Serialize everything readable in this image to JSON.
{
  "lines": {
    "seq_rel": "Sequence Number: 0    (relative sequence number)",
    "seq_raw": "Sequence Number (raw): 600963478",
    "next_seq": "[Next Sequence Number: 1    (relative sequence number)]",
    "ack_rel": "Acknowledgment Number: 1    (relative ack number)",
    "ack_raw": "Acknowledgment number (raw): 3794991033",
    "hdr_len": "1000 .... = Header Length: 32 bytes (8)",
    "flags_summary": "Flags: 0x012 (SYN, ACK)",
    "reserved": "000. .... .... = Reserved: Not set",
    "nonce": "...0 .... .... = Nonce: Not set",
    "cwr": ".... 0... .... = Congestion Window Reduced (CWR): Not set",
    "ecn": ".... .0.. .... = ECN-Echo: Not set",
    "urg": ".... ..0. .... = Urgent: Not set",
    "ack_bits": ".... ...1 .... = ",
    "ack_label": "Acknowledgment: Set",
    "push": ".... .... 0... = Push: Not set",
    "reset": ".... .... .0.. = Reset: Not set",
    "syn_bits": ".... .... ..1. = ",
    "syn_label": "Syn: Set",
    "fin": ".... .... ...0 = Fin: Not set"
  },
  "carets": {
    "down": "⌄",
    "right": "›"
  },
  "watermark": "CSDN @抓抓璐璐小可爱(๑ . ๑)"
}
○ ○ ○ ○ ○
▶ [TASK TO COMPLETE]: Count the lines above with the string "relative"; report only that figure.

▶ [EXERCISE RESULT]: 3